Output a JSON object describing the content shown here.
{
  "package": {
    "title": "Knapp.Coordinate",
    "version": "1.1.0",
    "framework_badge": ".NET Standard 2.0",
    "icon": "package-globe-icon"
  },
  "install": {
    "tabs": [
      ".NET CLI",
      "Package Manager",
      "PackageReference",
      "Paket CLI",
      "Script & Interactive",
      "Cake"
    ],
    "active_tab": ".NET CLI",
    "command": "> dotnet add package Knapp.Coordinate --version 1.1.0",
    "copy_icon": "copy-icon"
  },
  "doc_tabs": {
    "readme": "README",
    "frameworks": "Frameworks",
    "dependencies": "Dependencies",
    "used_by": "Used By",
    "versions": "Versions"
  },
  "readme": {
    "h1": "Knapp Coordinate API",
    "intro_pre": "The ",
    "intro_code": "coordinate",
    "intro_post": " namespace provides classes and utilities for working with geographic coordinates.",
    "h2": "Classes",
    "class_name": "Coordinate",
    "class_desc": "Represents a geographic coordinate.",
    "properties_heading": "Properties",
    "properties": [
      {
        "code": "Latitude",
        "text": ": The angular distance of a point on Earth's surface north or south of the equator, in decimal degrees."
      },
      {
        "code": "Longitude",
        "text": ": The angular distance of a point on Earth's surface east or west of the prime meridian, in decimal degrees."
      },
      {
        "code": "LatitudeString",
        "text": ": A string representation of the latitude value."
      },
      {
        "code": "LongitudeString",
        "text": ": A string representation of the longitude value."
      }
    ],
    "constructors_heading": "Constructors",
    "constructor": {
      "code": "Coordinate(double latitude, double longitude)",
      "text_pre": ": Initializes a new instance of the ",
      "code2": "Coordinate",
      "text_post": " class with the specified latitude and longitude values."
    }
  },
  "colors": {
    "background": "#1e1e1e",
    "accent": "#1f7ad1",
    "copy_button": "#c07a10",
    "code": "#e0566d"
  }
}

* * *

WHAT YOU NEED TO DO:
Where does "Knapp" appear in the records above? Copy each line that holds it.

REPLY:
    "title": "Knapp.Coordinate",
    "command": "> dotnet add package Knapp.Coordinate --version 1.1.0",
    "h1": "Knapp Coordinate API",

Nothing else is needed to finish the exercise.